An acceptable answer contains every record below, unchanged, and no pictures.

"""

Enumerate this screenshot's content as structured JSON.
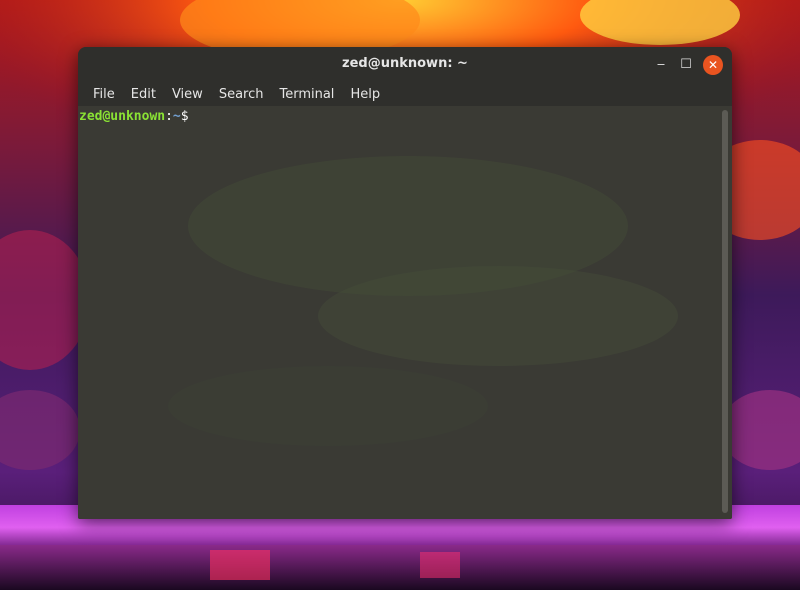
{
  "window": {
    "title": "zed@unknown: ~",
    "controls": {
      "minimize": "‒",
      "maximize": "☐",
      "close": "✕"
    }
  },
  "menubar": {
    "items": [
      "File",
      "Edit",
      "View",
      "Search",
      "Terminal",
      "Help"
    ]
  },
  "terminal": {
    "prompt_user": "zed@unknown",
    "prompt_sep": ":",
    "prompt_path": "~",
    "prompt_symbol": "$"
  },
  "colors": {
    "prompt_user": "#8ae234",
    "prompt_path": "#729fcf",
    "close_button": "#e95420"
  }
}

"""

[EXERCISE RESULT]:
Enumerate this screenshot's content as structured JSON.
{
  "window": {
    "title": "zed@unknown: ~",
    "controls": {
      "minimize": "‒",
      "maximize": "☐",
      "close": "✕"
    }
  },
  "menubar": {
    "items": [
      "File",
      "Edit",
      "View",
      "Search",
      "Terminal",
      "Help"
    ]
  },
  "terminal": {
    "prompt_user": "zed@unknown",
    "prompt_sep": ":",
    "prompt_path": "~",
    "prompt_symbol": "$"
  },
  "colors": {
    "prompt_user": "#8ae234",
    "prompt_path": "#729fcf",
    "close_button": "#e95420"
  }
}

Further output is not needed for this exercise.